Johnny Maestro – The Crests – The Brooklyn Bridge
New York City-born Johnny Maestro (born John Peter Mastrangelo aka Johnny Mastro, Johnny Masters; May 7, 1939 – March 24, 2010) began his career in 1957 as the original lead singer of The Crests, one of the first interracial groups of the recording industry. Patricia Van Dross, older sister to famed R&B singer Luther Vandross, sang with Johnny Maestro while The Crests were signed to the Joyce Record label. Before The Crests signed with Coed Records, Patricia left the group because her mother didn’t want her 15-year-old daughter touring with the older guys. After a regional hit with “My Juanita”/”Sweetest One” on the Joyce label, he had three years of chart success with The Crests on Coed Records with “16 Candles”, “Six Nights A Week”, “Step by Step”, “The Angels Listened In”, and “Trouble in Paradise”. Between “Step by Step” and “Trouble in Paradise”, Coed released a single “The Great Physician”/”Say It Isn’t So” under the name Johnny Masters. Late in 1960, Maestro would leave The Crests for a solo career. Maestro was unable to reach his former chart heights with The Crests, but did have Top 40 hits with “What A Surprise” and “Model Girl” in 1961 as solo artist Johnny Mastro, “The Voice of the Crests” for Coed Records. For his next three singles with the label, he was known as Johnny Maestro, the third spelling change for the label. None of those records charted and Maestro recorded for three different labels before recording with new backup singers (none from the original group) as Johnny Maestro & The Crests in 1965 and 1966, which produced four singles on two more labels.
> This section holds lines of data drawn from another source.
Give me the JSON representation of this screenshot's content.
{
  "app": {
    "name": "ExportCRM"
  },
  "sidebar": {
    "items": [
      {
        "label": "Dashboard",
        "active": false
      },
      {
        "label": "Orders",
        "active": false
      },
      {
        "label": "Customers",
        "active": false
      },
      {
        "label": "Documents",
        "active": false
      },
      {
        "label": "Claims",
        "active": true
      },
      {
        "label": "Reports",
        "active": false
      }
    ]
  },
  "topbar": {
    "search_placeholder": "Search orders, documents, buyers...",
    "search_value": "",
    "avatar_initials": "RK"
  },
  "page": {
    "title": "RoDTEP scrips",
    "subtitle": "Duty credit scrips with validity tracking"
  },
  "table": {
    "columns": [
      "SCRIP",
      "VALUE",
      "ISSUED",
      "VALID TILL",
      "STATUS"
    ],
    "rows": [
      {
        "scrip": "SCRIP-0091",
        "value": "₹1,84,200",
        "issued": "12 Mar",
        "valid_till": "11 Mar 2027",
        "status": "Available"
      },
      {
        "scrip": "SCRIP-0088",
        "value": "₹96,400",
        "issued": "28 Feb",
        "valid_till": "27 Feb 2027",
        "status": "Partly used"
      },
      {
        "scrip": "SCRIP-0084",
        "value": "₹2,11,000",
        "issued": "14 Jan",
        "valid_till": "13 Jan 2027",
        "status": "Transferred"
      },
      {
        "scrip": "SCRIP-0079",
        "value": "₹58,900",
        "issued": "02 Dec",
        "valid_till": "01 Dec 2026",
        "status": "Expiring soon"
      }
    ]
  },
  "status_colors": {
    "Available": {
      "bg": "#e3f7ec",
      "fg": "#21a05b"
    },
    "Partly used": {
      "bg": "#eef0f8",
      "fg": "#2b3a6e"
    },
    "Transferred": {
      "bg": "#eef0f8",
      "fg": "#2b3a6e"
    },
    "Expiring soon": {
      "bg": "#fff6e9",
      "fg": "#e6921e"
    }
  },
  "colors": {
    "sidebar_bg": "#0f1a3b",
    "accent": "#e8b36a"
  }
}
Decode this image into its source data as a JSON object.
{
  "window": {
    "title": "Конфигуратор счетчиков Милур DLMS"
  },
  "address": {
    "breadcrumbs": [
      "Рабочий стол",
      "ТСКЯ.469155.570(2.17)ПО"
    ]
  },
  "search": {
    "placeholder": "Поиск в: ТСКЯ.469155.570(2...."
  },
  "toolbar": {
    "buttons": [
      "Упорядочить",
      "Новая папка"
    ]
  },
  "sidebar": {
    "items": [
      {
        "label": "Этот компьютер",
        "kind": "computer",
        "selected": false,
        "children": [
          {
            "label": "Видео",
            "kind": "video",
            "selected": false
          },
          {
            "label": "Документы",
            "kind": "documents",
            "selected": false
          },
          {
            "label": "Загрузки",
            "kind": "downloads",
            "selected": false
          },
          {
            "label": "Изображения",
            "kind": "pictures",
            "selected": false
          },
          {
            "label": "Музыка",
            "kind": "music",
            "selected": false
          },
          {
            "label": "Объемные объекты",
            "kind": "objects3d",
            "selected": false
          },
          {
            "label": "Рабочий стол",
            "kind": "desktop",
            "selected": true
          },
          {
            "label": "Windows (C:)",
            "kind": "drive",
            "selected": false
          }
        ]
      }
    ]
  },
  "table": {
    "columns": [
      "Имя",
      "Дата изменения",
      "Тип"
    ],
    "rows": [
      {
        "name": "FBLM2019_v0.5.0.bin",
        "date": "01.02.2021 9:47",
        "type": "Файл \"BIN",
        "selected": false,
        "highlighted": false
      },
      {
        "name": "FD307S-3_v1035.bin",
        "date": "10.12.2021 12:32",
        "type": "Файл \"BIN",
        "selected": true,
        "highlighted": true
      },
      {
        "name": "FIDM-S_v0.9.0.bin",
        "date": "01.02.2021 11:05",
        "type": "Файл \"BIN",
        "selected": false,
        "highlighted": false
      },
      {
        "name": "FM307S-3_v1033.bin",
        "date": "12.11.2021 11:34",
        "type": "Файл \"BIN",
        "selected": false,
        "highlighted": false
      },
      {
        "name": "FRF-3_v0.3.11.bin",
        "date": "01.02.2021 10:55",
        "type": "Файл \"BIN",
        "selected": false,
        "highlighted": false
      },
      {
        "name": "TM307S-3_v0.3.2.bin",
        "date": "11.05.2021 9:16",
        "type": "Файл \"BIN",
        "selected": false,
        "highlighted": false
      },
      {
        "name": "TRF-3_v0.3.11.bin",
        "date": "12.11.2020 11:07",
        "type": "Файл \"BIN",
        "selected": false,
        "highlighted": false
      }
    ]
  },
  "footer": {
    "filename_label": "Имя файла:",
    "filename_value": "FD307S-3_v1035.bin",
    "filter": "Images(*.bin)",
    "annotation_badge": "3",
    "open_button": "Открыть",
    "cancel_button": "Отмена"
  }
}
In 1968, Sperber, owner and founder of the talent management and booking agency Action Talents in New York City, was hosting her once a month Battle of the Bands talent search at the Cloud Nine nightclub in Long Island and brought Maestro along as the evening’s special guest star. Action Talents’ Vice President and General Manager Alan White suggested that Maestro be backed up that night by a seven-piece brass-filled group of youngsters called The Rhythm Method. That night’s performance was such a success that the next day Sperber decided to combine the talents of Maestro, the four Del-Satins, and The Rhythm Method. The new group’s name came about after White made the off-handed comment that “it would be easier to sell the Brooklyn Bridge” than book the proposed 11-piece act.
Johnny and the Bridge rehearsed their unusual combination of smooth vocal harmonies and full horns, and signed a recording contract with Buddah records. Their first release, a version of the Jimmy Webb song “Worst That Could Happen” (a note-for-note cover of the version previously recorded by The 5th Dimension on the album The Magic Garden, which had not been released as a single), reached No. 3 on the Billboard pop chart. It sold over one and a quarter million copies, and was awarded a gold disc by the R.I.A.A.. The follow-up, “Welcome Me Love”, and its flip side, “Blessed is the Rain” — both by Tony Romeo — each reached the Top 50. A dramatic version of “You’ll Never Walk Alone” and the controversial “Your Husband, My Wife” also reached the middle ranges of the charts. The group sold over 10 million records by 1972, including LP sales, mostly produced by Wes Farrell. Appearances on The Ed Sullivan Show, The Della Reese Show, and other programs helped to bring the group to the national stage.
Johnny Maestro died on March 24, 2010, from cancer in Cape Coral, Florida, at age 70.